The Game of Life is a particularly striking example of this. Another example is that the concept of rpm (revolutions per minute) is completely relevant to a working car engine, but would be meaningless if applied to the components of that same engine before they were assembled. I’ve discussed this in more detail in my article on systems theory, and in my article about range of convenience, i.e. the range of contexts in which a term can be meaningfully used.
A lot of people have trouble getting their heads round the concept of emergent properties. There’s been a lot of resistance in theology, philosophy and popular culture to the idea that something like life or consciousness might be nothing more than an emergent property of a particular system, as opposed to being the result of some mystical unique mystery such as the “spark of life”.
Emergent properties have a habit of cropping up in unexpected places. One example is the concept of sexism without sexists, where system properties lead to an outcome that might never have been thought of by the people who set up the system. For instance, many university departments have a tradition of seminars with outside speakers being scheduled at the end of the afternoon, followed by discussions in the pub. This combination of timing and location tends to be difficult for parents, for people whose religion disapproves of alcohol and pubs, and for carers, among others. This leads to these groups being under-represented in their profession, which in turn leads to them not being considered sufficiently when seminar slots are being arranged, which leads to a self-amplifying feedback loop.
Most of the world consists of systems of one sort or another, whether natural systems, or human systems such as legal and political systems.
However, knowledge of systems theory is very patchy. In some fields, it’s taken completely for granted as a core concept. In other fields, some people use it routinely, and others have never heard of it.
One surprisingly common misconception about systems is that because they’re often complex and difficult to predict, there’s no point in trying to model them, particularly for human social systems.
In reality, although systems can be complex and difficult to predict, they often show considerable stability and predictability. Even within chaotic systems, where a tiny change to the initial configuration has huge effects later on, there are often underlying regularities that you can work with once you know about them.
Another practical issue is that if you’re familiar with basic systems theory, you can design at least some problems out of a system. For instance, if you spot a self-amplifying loop in a system design, you will probably want to look at it very closely indeed, in case it’s going to cause problems.
Another classic is spotting where a system contains incentives for a subsystem to improve things for itself at the expense of other subsystems and of the system as a whole, as happened with incentive structures in financial systems before the 2008 financial collapse.
You can also use knowledge of systems theory to work backwards from an unwelcome outcome, to identify likely causes for it, and to identify possible solutions.

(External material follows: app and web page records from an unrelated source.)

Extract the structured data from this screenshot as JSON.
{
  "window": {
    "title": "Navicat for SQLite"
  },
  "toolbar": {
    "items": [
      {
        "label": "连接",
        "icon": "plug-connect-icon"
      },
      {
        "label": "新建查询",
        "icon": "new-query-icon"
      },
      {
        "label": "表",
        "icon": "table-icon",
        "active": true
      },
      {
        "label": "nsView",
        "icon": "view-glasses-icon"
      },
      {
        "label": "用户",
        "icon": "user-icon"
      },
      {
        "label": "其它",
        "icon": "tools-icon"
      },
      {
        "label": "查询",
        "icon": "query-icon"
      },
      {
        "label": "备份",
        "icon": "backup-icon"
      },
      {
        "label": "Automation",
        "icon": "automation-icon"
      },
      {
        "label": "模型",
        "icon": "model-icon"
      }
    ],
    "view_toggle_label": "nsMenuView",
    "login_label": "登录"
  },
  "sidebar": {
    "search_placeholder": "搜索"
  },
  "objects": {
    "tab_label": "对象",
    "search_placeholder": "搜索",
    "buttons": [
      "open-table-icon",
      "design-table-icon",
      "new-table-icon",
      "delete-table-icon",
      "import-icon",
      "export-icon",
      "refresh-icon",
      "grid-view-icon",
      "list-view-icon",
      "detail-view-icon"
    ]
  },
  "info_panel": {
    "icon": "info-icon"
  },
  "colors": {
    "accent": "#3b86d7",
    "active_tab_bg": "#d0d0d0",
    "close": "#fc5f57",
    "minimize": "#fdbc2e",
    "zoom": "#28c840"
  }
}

For more detailed handling of systems theory, though, you need to get into some pretty heavy modeling. This takes you beyond what can be handled by the unaided human cognitive system, which is probably why systems theory isn’t more widely used in everyday non-specialist mental models.
The next article in this series will pull together themes from the articles so far, and will look at the question of how to choose the appropriate mental model for a given problem.
Notes and links
You’re welcome to use Hyde & Rugg copyleft images for any non-commercial purpose, including lectures, provided that you state that they’re copyleft Hyde & Rugg.
There’s more about the theory behind this article in my latest book:
Blind Spot, by Gordon Rugg with Joseph D’Agnese
You might also find our website useful:
Overviews of the articles on this blog: